What is the number of lines below that include the string "annotation"? Provide that number alone.

Items listed in a dataset:
>>
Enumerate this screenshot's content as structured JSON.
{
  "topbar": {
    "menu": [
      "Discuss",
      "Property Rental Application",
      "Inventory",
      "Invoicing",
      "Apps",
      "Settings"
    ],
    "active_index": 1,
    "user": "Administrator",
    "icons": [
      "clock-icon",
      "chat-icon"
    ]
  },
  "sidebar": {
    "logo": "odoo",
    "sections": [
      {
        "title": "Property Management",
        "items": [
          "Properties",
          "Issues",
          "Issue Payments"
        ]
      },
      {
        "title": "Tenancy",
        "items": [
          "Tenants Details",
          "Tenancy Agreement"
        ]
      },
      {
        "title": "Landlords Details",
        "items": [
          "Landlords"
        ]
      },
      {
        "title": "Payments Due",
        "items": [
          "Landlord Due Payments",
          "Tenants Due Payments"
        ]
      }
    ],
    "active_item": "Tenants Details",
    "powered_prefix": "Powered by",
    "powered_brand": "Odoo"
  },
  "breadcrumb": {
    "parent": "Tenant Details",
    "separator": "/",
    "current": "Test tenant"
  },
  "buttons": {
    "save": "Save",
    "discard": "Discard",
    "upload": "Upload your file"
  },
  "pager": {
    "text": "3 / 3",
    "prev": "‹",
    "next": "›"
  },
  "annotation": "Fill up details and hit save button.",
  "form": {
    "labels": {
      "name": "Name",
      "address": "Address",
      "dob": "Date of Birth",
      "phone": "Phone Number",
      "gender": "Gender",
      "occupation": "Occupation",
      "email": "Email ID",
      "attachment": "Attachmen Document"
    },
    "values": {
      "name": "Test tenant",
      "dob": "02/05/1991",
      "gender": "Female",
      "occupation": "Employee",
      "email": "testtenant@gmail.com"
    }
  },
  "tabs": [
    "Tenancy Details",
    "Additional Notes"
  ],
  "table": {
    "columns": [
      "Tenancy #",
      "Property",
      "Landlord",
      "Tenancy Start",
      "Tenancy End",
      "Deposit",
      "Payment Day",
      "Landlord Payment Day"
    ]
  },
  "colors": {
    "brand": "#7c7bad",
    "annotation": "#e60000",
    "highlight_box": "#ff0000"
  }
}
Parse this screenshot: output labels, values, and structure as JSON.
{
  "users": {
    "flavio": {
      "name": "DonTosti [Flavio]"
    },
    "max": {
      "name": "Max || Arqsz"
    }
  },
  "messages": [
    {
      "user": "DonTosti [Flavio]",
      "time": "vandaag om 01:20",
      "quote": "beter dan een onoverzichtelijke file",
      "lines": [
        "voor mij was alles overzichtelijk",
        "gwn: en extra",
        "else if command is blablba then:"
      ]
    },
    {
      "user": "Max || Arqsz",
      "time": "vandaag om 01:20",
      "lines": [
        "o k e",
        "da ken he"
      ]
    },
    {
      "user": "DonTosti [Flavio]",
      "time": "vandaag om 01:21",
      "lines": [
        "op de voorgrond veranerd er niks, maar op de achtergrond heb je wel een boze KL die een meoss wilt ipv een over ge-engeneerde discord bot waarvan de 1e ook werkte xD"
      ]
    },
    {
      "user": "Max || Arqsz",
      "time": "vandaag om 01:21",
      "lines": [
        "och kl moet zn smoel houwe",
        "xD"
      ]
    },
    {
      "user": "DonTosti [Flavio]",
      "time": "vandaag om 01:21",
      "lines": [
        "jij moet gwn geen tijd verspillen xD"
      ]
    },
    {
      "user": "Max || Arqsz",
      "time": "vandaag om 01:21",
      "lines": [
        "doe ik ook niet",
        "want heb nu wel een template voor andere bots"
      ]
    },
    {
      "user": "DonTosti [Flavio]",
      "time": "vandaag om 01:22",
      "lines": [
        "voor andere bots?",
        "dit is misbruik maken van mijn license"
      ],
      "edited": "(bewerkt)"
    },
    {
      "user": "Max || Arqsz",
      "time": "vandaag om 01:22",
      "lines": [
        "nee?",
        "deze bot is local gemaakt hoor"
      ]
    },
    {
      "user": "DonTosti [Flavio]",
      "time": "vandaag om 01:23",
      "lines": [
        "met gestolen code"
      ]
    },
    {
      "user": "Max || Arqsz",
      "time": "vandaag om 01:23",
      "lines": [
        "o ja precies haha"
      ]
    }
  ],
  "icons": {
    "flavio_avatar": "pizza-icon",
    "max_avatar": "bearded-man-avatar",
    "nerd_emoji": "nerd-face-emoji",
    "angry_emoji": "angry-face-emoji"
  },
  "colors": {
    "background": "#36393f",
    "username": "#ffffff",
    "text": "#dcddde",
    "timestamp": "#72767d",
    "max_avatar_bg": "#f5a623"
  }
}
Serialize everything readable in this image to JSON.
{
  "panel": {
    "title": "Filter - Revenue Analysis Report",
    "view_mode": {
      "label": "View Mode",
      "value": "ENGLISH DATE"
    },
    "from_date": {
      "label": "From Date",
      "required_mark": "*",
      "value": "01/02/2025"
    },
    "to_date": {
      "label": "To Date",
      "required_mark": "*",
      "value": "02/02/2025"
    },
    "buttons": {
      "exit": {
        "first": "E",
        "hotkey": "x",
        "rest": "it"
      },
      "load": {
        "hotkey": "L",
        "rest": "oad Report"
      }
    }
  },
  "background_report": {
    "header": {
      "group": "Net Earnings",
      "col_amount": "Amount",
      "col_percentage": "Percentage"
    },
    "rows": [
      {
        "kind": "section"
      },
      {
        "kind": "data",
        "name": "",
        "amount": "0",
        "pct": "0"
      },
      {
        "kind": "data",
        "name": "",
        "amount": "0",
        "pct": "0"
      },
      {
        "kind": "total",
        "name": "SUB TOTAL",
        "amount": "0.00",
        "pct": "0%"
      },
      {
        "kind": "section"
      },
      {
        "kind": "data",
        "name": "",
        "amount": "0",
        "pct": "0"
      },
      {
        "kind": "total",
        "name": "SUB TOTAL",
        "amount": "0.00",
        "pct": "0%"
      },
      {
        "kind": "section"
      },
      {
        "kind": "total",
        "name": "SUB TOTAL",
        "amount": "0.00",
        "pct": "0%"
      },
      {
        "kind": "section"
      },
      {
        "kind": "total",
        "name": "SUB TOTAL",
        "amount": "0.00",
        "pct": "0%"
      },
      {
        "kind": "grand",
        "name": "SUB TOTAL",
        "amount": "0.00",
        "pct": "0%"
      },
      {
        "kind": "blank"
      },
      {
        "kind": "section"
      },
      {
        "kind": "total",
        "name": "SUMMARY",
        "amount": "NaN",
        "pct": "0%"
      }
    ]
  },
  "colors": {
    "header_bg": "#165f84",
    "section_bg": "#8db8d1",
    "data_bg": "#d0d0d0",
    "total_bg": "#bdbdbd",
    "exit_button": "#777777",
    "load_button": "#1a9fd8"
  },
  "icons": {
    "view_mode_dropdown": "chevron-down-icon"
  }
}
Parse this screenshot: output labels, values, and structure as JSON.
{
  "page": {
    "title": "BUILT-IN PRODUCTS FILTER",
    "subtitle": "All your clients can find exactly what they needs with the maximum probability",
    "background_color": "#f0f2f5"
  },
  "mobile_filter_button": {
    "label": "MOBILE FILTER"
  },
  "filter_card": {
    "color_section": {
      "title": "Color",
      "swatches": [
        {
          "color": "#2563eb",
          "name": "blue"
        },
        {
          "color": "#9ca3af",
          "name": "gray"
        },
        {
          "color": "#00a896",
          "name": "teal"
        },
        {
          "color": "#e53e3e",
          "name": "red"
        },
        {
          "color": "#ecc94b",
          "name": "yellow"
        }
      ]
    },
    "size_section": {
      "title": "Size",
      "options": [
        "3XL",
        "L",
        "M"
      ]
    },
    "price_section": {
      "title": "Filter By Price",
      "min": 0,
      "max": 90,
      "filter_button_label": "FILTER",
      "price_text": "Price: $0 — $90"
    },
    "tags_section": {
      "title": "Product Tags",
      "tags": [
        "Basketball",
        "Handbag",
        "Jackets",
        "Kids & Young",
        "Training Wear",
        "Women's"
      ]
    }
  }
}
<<
> **Answer to the problem**: 2